Below is a verbatim e-mail exchange among my friends J and K and myself regarding the Pultizer Fiction Committee not awarding a prize this year. Don't expect a profound discussion or conclusion. Actually, if you can explain to me why I posted this, please do so. Oh, and as a reminder, nominee David Foster Wallace committed suicide in 2008.
[From the New York Times]
FICTION: No award.
Finalists: “Train Dreams,” by Denis Johnson (Farrar, Straus and Giroux); “Swamplandia!” by Karen Russell (Alfred A. Knopf); “The Pale King,” by David Foster Wallace (Little, Brown and Company).
J: Good grief. They could only find three novels to nominate and none to give the award to?
Stim: What's the point of killing yourself if you can't score a major posthumous award? Or considering the book was published three years after he offed himself, what's the point of writing from beyond the grave if the living aren't in awe?
J: Indeed. And what's the point of nominating a dead guy (or anyone) if you don't think they're worthy of the award, as they obviously thought none of the three was. I think there are usually five finalists. I can't believe it was that bad a year for fiction.
Stim: The best (or worst) fiction was being written for campaign speeches.
J: Yeah, very short, and scary, stories.
K: You know the whole inability to choose is because one guy on the committee had some bug up his ass. Did they really have to torment Wallace's family?
J: There have been several times they didn't give a fiction award, and I remember a prof telling me once, decades ago, that (it would have been '71, '74, or '77; they gave no award in those years; and they don't list the finalists before 1980 on the website) the fiction committee voted to award the Pulitzer to Gravity's Rainbow, but they were overruled by the board of directors at Columbia U because they didn't understand the book. So no award was given that year.
The last time they gave no fiction award was '77.
(They gave no award for editorial writing this year either.)
With all the politics and BS in their histories, between the Pulitzer and the National Book Award, we really don't have a decent, legitimate book award. And that's sad.
We'll probably find out in twenty years what really happened this year.
I love that on the website in describing the finalists, it says of The Pale King, "a posthumously completely novel." Now that is a good trick.
Torment Wallace's family.

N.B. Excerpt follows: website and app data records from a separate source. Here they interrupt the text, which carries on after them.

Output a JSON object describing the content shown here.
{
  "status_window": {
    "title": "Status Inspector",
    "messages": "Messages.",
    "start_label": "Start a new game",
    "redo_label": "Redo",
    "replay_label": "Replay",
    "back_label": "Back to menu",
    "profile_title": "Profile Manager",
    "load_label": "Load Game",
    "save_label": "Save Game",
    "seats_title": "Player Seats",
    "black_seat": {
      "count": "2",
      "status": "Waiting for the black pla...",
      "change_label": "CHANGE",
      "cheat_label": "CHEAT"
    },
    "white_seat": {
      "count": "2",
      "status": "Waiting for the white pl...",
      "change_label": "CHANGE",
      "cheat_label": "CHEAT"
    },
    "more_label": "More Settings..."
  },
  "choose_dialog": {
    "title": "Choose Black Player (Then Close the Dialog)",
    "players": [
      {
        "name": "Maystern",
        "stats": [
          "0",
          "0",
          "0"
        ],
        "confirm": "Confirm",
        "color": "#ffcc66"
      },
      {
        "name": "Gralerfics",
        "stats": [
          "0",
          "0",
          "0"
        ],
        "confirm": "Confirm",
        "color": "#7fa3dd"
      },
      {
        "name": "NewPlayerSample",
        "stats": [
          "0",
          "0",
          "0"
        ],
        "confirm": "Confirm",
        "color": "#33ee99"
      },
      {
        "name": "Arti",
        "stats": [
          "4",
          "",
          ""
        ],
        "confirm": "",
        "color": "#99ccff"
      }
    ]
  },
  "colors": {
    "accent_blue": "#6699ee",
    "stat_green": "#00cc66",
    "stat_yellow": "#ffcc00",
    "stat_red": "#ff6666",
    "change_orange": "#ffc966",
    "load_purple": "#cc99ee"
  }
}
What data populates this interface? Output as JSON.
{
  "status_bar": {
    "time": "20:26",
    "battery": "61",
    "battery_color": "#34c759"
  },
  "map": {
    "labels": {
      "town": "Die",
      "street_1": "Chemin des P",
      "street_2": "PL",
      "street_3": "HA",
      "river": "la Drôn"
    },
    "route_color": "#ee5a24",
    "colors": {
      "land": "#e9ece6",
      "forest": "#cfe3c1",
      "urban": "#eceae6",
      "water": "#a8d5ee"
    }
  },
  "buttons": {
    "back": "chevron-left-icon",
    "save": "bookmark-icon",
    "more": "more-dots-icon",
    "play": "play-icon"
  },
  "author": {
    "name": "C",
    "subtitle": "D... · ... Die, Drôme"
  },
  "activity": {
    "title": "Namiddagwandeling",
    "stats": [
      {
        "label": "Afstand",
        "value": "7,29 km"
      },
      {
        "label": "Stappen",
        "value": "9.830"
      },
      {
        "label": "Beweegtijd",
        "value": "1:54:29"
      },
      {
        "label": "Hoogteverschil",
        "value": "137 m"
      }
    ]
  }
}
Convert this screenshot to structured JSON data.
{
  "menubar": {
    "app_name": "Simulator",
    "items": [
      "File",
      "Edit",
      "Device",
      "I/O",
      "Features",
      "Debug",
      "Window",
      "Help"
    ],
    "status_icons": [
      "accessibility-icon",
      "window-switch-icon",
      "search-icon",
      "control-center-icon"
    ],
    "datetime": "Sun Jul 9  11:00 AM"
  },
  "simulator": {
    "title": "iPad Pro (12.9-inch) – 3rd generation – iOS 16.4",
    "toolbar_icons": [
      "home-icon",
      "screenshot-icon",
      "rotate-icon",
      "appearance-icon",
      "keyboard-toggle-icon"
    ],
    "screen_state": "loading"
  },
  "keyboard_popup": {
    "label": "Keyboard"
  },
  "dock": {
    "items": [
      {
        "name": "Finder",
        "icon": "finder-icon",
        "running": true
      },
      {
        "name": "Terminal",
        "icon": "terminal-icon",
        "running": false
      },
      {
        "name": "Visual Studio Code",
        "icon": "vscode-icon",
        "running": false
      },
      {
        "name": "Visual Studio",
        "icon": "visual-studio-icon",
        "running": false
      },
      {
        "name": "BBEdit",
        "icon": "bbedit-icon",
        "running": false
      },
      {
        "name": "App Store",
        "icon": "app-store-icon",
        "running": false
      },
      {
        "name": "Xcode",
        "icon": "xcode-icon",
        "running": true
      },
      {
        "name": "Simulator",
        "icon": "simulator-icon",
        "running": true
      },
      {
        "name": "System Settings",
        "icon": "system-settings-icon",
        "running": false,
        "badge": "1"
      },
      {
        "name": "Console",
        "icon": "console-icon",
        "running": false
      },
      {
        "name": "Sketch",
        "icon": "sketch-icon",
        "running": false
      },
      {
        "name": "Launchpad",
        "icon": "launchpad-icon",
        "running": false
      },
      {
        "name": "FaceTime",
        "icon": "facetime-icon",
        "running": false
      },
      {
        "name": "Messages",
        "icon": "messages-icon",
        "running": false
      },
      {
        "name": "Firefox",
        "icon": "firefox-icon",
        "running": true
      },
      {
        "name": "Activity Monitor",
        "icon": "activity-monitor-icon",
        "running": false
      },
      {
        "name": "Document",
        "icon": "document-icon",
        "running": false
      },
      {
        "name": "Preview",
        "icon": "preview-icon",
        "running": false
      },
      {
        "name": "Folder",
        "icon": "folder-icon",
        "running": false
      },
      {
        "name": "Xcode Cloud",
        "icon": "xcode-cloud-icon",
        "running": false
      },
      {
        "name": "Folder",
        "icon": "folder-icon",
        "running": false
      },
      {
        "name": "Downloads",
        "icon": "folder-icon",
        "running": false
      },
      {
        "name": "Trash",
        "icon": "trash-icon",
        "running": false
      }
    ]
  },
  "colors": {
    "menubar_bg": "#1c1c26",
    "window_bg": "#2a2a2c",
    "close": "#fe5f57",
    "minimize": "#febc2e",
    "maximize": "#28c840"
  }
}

No, they shouldn't have. Not to mention the many good writers actually alive who published novels last year.
It's not like there weren't other big names out there with a book last year: Eugenides 'Marriage Plot", they could have gone brave and nominated John Sayles "A Moment in the Sun", or really brave with something contemporary like the well-reviewed "The Submission" by Amy Waldman (about a contest to design the 9/11 memorial and the resulting tumult when the winner, picked blindly, turns out to be a Muslim).
It's like they were all too busy tweeting this year to spend any time reading fiction.
Stim: "but they were overruled by the board of directors at Columbia U because they didn't understand the book" -- that's why you have a goddamn fiction committee you self-important, stuck up assholes.
I mean, I read Gravity's Rainbow--15 years ago or so-- and don't claim to understand it all, but when it came to the last hundred or so pages, out of 800, I stayed up up till about 3:00 one night finishing the book because I felt literally unable to put it down or stop reading. By the end I was shaking and the whole universe was shimmering around me. I've never done LSD, and I can't imagine a trip being wilder or more hallucinatory than I felt finishing that book.
It did win the National Book Award. They evidently didn't have a university board to overrule them.